Data supplied:
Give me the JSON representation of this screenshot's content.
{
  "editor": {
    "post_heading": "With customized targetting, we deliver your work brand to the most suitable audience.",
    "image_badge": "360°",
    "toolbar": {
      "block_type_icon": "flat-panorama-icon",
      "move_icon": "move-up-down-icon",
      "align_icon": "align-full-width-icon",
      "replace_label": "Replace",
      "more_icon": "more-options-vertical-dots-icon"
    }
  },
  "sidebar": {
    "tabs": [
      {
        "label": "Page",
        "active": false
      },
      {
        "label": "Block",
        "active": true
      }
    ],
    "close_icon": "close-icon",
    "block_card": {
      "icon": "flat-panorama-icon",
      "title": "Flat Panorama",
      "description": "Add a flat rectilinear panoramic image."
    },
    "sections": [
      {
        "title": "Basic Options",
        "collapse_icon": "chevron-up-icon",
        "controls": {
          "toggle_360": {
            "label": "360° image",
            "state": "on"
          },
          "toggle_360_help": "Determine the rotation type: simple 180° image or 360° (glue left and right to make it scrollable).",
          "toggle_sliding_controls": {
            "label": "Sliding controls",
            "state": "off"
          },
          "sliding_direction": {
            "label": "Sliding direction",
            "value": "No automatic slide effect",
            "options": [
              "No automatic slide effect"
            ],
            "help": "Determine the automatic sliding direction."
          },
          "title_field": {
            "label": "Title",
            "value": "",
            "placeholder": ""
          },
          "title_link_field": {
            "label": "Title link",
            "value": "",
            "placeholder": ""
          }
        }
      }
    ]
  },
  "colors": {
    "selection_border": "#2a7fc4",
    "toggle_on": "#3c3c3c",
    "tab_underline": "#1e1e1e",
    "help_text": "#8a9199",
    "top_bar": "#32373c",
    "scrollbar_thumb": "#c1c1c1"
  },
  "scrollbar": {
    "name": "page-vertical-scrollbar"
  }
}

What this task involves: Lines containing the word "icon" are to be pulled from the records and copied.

Output for this task:
      "block_type_icon": "flat-panorama-icon",
      "move_icon": "move-up-down-icon",
      "align_icon": "align-full-width-icon",
      "more_icon": "more-options-vertical-dots-icon"
    "close_icon": "close-icon",
      "icon": "flat-panorama-icon",
        "collapse_icon": "chevron-up-icon",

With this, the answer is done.